Transferring schools is complicated. To eliminate problems right from the start, we have provided you with answers to the most frequently asked questions about this process.
Frequently asked questions about transferring to Clemson
What do I need to be accepted to Clemson?
You'll need to complete 30 semester or 45 quarter hours and earn a cumulative grade point ratio (GPR) of at least a 2.7 to be admitted into the General Engineering program. The minimum level for acceptance to the university is a 2.5. To move from General Engineering into some engineering majors, you may have to earn a higher grade point ratio. Check your intended department's requirements.
How do I get accepted to Clemson?
The Admissions Office reviews all applications and determines eligibility. Your application must be completed and official transcripts received before you are considered for acceptance. Recommended deadlines are posted on the Transfer Admissions site. Familiarize yourself with all transfer admission requirements and dates.
Most other transfers are accepted directly into their major. Why was I accepted into General Engineering (GE) and not my intended engineering major?
GE is the first-year program for all students who wish to major in engineering at Clemson. All students complete a core set of preparatory courses before moving into the desired major. Once those courses are completed, GE students move into their engineering degree program.
When do I move into my engineering major?
Once you complete all the core courses at the required standard set by the individual engineering department. To see the first-year coursework in GE, check the Clemson Undergraduate Announcements. By following the GE curriculum closely at your school, you may be able to change into your engineering major when you enroll. If, at orientation, we determine that you have completed all the GE required courses and have the minimum GPR required, we will move you into your engineering major.
How do I know if a course transfers to Clemson?
You may check to see if a course has already been evaluated as a Clemson equivalent by reviewing the Transfer Credit Evaluation Information (TCEL). If the course transfers, you will see the course abbreviation and number for the transfer institution in the left column and the Clemson equivalent in the right column. Make sure the course abbreviations and numbers match the courses you took or plan to take.
What if there is no equivalent listed in the TCEL? Can a course be reviewed by Clemson to determine if it is equivalent?
Yes. If not listed, the course must be reviewed by the academic department at Clemson that teaches it. A course description, (usually from your school's catalog) can be used, but syllabi are preferred. First, compare your school's description of the course to Clemson's catalog description. If it is similar in content and credit hours, it may be equivalent. However, nothing is official until the course is reviewed and approved in writing by Clemson departments.
If a course transfers, will it apply toward my degree?
Not always. To ensure maximum progress toward your intended engineering or science degree, familiarize yourself with the curriculum. You may find that information on the department's website. Compare the courses in the curriculum with courses listed in the TCEL. If the course is an equivalent it most likely can be used toward your degree.
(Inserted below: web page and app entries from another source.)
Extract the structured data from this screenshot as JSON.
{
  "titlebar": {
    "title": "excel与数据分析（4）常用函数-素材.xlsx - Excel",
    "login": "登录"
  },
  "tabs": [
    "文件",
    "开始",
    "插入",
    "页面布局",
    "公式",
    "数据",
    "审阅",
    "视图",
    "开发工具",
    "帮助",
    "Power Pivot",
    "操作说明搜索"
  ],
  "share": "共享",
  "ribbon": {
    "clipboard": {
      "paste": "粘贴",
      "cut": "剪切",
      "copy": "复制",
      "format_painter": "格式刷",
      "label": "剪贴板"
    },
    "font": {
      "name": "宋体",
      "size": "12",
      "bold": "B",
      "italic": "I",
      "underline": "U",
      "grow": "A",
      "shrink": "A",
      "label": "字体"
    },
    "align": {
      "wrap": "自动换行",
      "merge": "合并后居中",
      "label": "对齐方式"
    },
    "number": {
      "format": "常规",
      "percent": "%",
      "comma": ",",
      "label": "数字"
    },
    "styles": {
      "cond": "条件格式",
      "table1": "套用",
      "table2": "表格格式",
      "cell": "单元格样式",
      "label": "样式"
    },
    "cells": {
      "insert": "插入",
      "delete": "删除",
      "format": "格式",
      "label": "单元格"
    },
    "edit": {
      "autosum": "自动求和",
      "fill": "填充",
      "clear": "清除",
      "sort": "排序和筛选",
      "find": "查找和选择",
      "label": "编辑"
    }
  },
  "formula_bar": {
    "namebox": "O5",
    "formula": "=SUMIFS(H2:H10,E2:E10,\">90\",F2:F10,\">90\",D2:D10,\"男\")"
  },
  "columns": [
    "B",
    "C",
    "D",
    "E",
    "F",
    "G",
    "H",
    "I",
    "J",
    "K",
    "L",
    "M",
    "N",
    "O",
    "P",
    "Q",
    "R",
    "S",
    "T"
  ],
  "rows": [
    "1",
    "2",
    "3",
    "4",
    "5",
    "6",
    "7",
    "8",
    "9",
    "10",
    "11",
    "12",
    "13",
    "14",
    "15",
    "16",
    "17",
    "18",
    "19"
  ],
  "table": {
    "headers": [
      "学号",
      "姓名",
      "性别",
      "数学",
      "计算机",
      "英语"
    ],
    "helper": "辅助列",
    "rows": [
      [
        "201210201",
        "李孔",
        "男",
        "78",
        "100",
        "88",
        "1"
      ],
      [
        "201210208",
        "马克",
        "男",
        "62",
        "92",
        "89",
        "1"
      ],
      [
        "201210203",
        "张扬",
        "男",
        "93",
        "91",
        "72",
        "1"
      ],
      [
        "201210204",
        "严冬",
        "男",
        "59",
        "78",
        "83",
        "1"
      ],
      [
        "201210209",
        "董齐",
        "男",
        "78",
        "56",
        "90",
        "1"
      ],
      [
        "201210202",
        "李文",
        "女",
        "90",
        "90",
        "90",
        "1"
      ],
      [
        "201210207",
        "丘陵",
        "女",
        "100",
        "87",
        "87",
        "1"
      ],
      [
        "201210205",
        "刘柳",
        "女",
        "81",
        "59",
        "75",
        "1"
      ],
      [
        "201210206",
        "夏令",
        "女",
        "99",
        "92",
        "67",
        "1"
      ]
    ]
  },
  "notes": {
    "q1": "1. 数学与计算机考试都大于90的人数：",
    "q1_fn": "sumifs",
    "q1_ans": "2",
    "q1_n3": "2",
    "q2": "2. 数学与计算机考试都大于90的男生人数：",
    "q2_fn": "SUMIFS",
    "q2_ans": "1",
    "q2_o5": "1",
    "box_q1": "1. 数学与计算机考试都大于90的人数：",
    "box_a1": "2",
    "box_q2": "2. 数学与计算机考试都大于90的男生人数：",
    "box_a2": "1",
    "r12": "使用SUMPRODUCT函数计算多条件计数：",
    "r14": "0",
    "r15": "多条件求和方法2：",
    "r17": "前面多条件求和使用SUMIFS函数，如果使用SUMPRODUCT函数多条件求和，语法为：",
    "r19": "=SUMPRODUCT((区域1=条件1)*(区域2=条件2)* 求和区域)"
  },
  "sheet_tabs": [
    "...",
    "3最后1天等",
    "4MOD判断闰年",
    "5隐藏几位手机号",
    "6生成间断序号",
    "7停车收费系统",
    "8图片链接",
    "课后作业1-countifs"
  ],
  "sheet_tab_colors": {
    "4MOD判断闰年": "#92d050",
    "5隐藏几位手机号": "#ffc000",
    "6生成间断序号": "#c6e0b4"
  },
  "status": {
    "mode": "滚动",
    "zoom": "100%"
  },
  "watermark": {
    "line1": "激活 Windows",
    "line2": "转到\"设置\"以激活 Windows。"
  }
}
General Education requirements can be very specific for engineering and science majors so an equivalent course may not always be applicable.
What about elective courses?
Most Clemson engineering degrees no longer include elective courses. Any equivalent course that you take that is not a part of the curriculum is considered an excess-elective and not applied to your degree. Your best strategy is to follow your intended engineering courses as closely as possible at your present school. Check the Clemson engineering department websites frequently. Requirements can change.
How much does it cost to attend Clemson?
Information on tuition, housing, textbooks, and other costs are available on the Undergraduate Admissions website. Check frequently since this information is subject to change at any time.
What about financial aid? Do I qualify for loans, scholarships or other assistance?
General information about Financial Aid can be found on the website. Assistance is based on individual need and varies widely. CoES personnel do not know all the rules for qualifying, so it is best to consult a financial aid counselor for the most accurate information.
College is expensive and I need to work. Can I do that and still graduate?
With careful planning and a realistic attitude toward graduation, you may. However, engineering and science degrees are rigorous and challenging. Keeping up with assignments, preparing for tests and completing projects will take more time than you are used to. There are a lot of out-of-class requirements that will occupy your time as well. You may need to be a part-time student, enrolled in fewer than 12 hours per semester. Clemson does not offer evening classes. You will have to balance school, work, and family obligations. This can be difficult. Here are some recommendations we have found to be applicable to students who work while majoring in engineering and science.Hours Working Recommended Semester Course Load
Once you reach junior and senior-level courses, it becomes more difficult to balance a job and school since major classes may be offered only at certain times of the day or only during a certain semester. You may have to make some difficult choices or plan to take longer to complete your degree. Start thinking about that now. It may be necessary to save money now in order to keep moving forward later on.
There's so much to think about. How can I get help?
Right from the start make sure you use all the resources that Clemson and the College of Engineering and Science provides. A lot of information is available on websites, but there are people to help as well. Don't hesitate to contact someone in Transfer Admissions, Financial Aid, or the Registrar’s Office if you need help. Remember, the more you plan ahead, the easier transferring to Clemson will be.
Open the original version of this page.